Over the past few years, self-driving cars have become more common. While not widely available to the public at the moment, they may be making their way to the market very soon — and test models can already be found on our Orange County roadways.
The real question is, when these new cars collide with another vehicle or pedestrian, who is at fault?
What Makes Self-Driving Cars Dangerous
Back in 2018, California modified the Autonomous Vehicle Tester Program, allowing autopilot features in new models to be tested without a human inside the car. While autopilot seems to be the path of the future, that does not make it safe to test around other drivers or pedestrians.
A human driver can use judgment to determine whether to slow down, swerve, or come to a complete stop. This kind of snap judgment routinely prevents accidents and saves lives. At the current level of technology, autonomous vehicles are simply incapable of quick decision-making.

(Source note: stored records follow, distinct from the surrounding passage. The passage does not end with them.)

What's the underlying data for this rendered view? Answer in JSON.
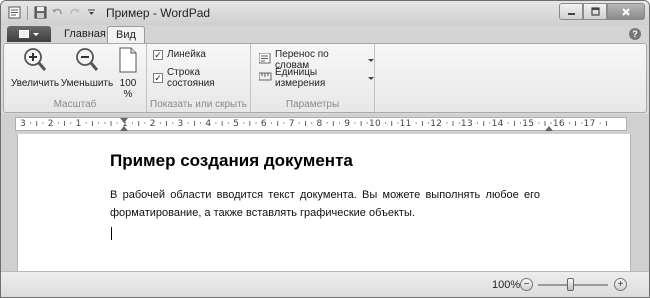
{
  "window": {
    "title": "Пример - WordPad"
  },
  "tabs": {
    "home_label": "Главная",
    "view_label": "Вид",
    "help_label": "?"
  },
  "ribbon": {
    "zoom_group": {
      "label": "Масштаб",
      "zoom_in_label": "Увеличить",
      "zoom_out_label": "Уменьшить",
      "hundred_label_1": "100",
      "hundred_label_2": "%"
    },
    "show_group": {
      "label": "Показать или скрыть",
      "ruler_label": "Линейка",
      "ruler_checked": true,
      "statusbar_label": "Строка состояния",
      "statusbar_checked": true
    },
    "params_group": {
      "label": "Параметры",
      "wrap_label": "Перенос по словам",
      "units_label": "Единицы измерения"
    }
  },
  "ruler": {
    "text": "3 · ı · 2 · ı · 1 · ı ·   · ı · 1 · ı · 2 · ı · 3 · ı · 4 · ı · 5 · ı · 6 · ı · 7 · ı · 8 · ı · 9 · ı ·10 · ı ·11 · ı ·12 · ı ·13 · ı ·14 · ı ·15 · ı ·16 · ı ·17 · ı"
  },
  "document": {
    "heading": "Пример создания документа",
    "body": "В рабочей области вводится текст документа. Вы можете выполнять любое его форматирование, а также вставлять графические объекты."
  },
  "statusbar": {
    "zoom_value": "100%",
    "zoom_minus": "−",
    "zoom_plus": "+",
    "zoom_level": 1.0
  }
}
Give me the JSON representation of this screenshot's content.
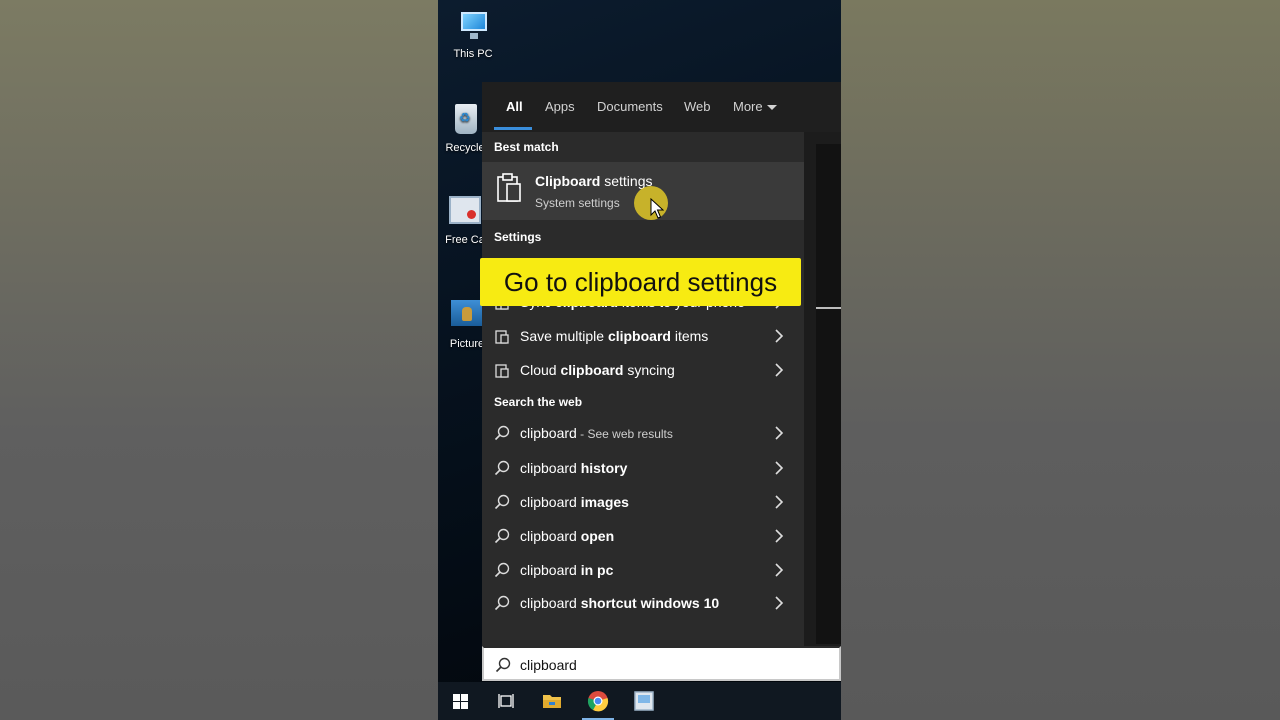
{
  "desktop": {
    "icons": [
      {
        "label": "This PC"
      },
      {
        "label": "Recycle"
      },
      {
        "label": "Free Ca"
      },
      {
        "label": "Picture"
      }
    ]
  },
  "search_tabs": {
    "all": "All",
    "apps": "Apps",
    "documents": "Documents",
    "web": "Web",
    "more": "More"
  },
  "best_match": {
    "header": "Best match",
    "title_bold": "Clipboard",
    "title_rest": " settings",
    "subtitle": "System settings"
  },
  "settings_section": {
    "header": "Settings",
    "items": [
      {
        "pre": "Sync ",
        "bold": "clipboard",
        "post": " items to your phone"
      },
      {
        "pre": "Save multiple ",
        "bold": "clipboard",
        "post": " items"
      },
      {
        "pre": "Cloud ",
        "bold": "clipboard",
        "post": " syncing"
      }
    ]
  },
  "web_section": {
    "header": "Search the web",
    "items": [
      {
        "pre": "clipboard",
        "bold": "",
        "sub": " - See web results"
      },
      {
        "pre": "clipboard ",
        "bold": "history",
        "sub": ""
      },
      {
        "pre": "clipboard ",
        "bold": "images",
        "sub": ""
      },
      {
        "pre": "clipboard ",
        "bold": "open",
        "sub": ""
      },
      {
        "pre": "clipboard ",
        "bold": "in pc",
        "sub": ""
      },
      {
        "pre": "clipboard ",
        "bold": "shortcut windows 10",
        "sub": ""
      }
    ]
  },
  "search_box": {
    "value": "clipboard"
  },
  "caption": "Go to clipboard settings",
  "colors": {
    "accent": "#3a8edc",
    "caption_bg": "#f7eb12",
    "panel_bg": "#2b2b2b",
    "highlight": "#3a3a3a"
  },
  "taskbar": {
    "icons": [
      "windows-start-icon",
      "task-view-icon",
      "file-explorer-icon",
      "chrome-icon",
      "app-icon"
    ]
  }
}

While these computers can be programmed with special sensors that allow them to “see” nearby vehicles and pedestrians, they simply do not have the capability to match human intuition.
However, sometimes the human is still at fault. For example, a woman was killed in Arizona in 2018 by one of Uber’s self-driving SUVs. While the car was equipped with sensors meant to allow the car to avoid such collisions, the sensors become confused, unable to tell is the woman crossing the street was a pedestrian, bicycle, or vehicle. This meant that the computer could not determine her predicted trajectory, and thus did not stop, slow down, or swerve in order to avoid the collision. The test driver inside the vehicle, who could have seized control, was watching videos at the time.

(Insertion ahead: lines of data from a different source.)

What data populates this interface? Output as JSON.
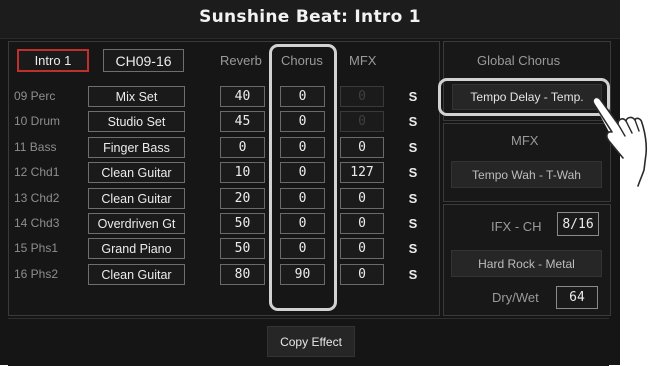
{
  "title": "Sunshine Beat: Intro 1",
  "tabs": {
    "section": "Intro 1",
    "channels": "CH09-16"
  },
  "headers": {
    "reverb": "Reverb",
    "chorus": "Chorus",
    "mfx": "MFX"
  },
  "rows": [
    {
      "ch": "09 Perc",
      "voice": "Mix Set",
      "reverb": "40",
      "chorus": "0",
      "mfx": "0",
      "mfx_disabled": true,
      "s": "S"
    },
    {
      "ch": "10 Drum",
      "voice": "Studio Set",
      "reverb": "45",
      "chorus": "0",
      "mfx": "0",
      "mfx_disabled": true,
      "s": "S"
    },
    {
      "ch": "11 Bass",
      "voice": "Finger Bass",
      "reverb": "0",
      "chorus": "0",
      "mfx": "0",
      "mfx_disabled": false,
      "s": "S"
    },
    {
      "ch": "12 Chd1",
      "voice": "Clean Guitar",
      "reverb": "10",
      "chorus": "0",
      "mfx": "127",
      "mfx_disabled": false,
      "s": "S"
    },
    {
      "ch": "13 Chd2",
      "voice": "Clean Guitar",
      "reverb": "20",
      "chorus": "0",
      "mfx": "0",
      "mfx_disabled": false,
      "s": "S"
    },
    {
      "ch": "14 Chd3",
      "voice": "Overdriven Gt",
      "reverb": "50",
      "chorus": "0",
      "mfx": "0",
      "mfx_disabled": false,
      "s": "S"
    },
    {
      "ch": "15 Phs1",
      "voice": "Grand Piano",
      "reverb": "50",
      "chorus": "0",
      "mfx": "0",
      "mfx_disabled": false,
      "s": "S"
    },
    {
      "ch": "16 Phs2",
      "voice": "Clean Guitar",
      "reverb": "80",
      "chorus": "90",
      "mfx": "0",
      "mfx_disabled": false,
      "s": "S"
    }
  ],
  "global_chorus": {
    "label": "Global Chorus",
    "value": "Tempo Delay - Temp."
  },
  "mfx": {
    "label": "MFX",
    "value": "Tempo Wah - T-Wah"
  },
  "ifx": {
    "label": "IFX - CH",
    "value": "8/16",
    "type": "Hard Rock - Metal",
    "drywet_label": "Dry/Wet",
    "drywet_value": "64"
  },
  "footer": {
    "copy_effect": "Copy Effect"
  },
  "colors": {
    "background": "#151515",
    "accent_red": "#c0302a",
    "highlight": "#d2d2d2"
  },
  "icons": {
    "pointer": "pointing-hand-icon"
  }
}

An alert human driver should have been able to take one look at the woman and swerve to avoid her. It was a desert road and there was no danger of hitting another vehicle in another lane. This is what can happen when self-driving cars are tested on the open road before they are ready.
So, after someone is injured or killed by a self-driving car, who could be held liable? In most accidents, the negligent driver is the one responsible, but if the car was driving itself, then who would be held accountable?

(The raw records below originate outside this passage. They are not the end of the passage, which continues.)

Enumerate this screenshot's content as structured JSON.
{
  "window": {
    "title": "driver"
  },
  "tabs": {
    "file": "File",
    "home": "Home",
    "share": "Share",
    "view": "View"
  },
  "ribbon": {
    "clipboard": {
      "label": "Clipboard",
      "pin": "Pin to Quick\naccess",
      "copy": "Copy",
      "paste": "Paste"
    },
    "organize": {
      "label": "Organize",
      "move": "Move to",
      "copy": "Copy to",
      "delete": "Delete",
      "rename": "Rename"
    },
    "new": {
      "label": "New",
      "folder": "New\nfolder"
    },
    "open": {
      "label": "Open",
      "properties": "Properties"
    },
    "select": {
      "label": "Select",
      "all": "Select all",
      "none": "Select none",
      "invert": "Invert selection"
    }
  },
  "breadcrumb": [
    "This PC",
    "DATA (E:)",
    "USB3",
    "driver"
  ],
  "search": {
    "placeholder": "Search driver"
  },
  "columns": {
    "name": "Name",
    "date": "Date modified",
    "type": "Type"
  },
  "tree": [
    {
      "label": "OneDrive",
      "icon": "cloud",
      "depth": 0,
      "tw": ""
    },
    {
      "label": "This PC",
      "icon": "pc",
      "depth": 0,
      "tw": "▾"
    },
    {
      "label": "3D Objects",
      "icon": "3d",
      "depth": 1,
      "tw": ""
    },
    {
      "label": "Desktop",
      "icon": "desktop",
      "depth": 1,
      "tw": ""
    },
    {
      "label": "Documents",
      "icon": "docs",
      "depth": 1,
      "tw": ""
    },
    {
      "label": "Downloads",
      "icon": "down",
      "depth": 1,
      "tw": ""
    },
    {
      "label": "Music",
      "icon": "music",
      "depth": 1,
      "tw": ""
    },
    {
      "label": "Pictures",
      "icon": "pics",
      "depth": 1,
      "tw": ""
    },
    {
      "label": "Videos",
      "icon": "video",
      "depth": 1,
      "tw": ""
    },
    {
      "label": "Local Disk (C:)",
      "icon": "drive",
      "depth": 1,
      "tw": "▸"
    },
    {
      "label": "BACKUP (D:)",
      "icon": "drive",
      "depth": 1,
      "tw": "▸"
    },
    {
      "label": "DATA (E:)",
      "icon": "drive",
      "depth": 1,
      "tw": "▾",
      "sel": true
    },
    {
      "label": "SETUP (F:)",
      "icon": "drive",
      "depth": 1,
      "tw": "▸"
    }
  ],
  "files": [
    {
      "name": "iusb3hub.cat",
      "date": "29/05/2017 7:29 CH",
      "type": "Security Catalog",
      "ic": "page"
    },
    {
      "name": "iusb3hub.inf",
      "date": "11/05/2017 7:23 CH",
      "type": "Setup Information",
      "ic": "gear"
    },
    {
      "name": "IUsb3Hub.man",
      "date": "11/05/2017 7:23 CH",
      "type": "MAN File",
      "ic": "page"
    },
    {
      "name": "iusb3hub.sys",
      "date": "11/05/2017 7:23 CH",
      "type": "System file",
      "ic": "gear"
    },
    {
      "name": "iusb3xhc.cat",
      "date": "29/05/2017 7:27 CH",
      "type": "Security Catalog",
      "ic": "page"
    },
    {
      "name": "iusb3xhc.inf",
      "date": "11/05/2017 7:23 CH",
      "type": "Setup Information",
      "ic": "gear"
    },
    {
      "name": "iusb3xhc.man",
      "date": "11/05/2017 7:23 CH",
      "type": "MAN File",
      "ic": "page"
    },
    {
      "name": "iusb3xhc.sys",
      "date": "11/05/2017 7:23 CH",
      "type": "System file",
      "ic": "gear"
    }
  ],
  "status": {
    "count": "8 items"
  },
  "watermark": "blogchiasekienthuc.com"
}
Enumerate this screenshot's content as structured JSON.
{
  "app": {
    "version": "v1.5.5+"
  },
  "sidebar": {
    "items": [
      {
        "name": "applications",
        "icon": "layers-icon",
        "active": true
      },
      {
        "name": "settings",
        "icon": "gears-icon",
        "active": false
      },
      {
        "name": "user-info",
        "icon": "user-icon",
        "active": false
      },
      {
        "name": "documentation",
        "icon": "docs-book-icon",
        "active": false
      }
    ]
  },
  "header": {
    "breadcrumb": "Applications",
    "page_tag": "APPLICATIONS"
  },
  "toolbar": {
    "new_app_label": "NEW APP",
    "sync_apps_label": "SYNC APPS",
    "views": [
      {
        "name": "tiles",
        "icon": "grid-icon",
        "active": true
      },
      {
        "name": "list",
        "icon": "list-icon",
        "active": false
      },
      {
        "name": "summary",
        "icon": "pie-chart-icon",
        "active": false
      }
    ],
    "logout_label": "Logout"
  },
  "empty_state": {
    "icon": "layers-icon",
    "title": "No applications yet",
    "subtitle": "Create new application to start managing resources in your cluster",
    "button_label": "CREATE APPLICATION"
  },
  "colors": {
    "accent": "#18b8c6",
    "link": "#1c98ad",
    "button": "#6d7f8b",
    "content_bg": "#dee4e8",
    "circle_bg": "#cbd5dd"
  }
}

In the Arizona Uber case, the company was found “not criminally liable” after a court investigation. But the “test driver” may still be on the hook, since she was distracted at the time of the crash. Uber cancelled its self-driving program in Arizona after this; and settled with the victim’s family for an undisclosed amount. The family then filed a $10 million lawsuit against the City of Tempe, which appears to be pending.
In theory, there are two parties that could be considered liable for an accident with a truly autonomous vehicle. The first is the person inside the self-driving car. Even if the car has an autopilot, the person who allowed the car to drive itself would be liable if the car then strikes someone. This person would be considered the car’s “operator,” making him or her the one responsible for any resulting accidents. As in our Arizona example, the person is expected to regain control of the car in the event of an emergency. If he or she does not do so, it could be considered negligence.
On the other hand, the car’s manufacturer may be liable for collisions caused by the auto-pilot. When a car is defective, the party responsible for those defects, usually the manufacturer, is liable for the damages it caused. That concept could hold true for self-driving cars; however, these are untested waters.
Self-driving cars are emerging technology, and cases being filed for collisions caused by these cars are few and far between. As this technology continues to grow and accidents happen, the case precedents surrounding them will become clearer. If you or someone you love has been injured by a “self-driving car” in Orange County, then you need help from expert Santa Ana personal injury attorneys. HN Injury Lawyers has years of experience helping collision victims, and we are ready to tackle a self-driving car case. To tell us about your accident, call our firm at (657) 333-5726 today.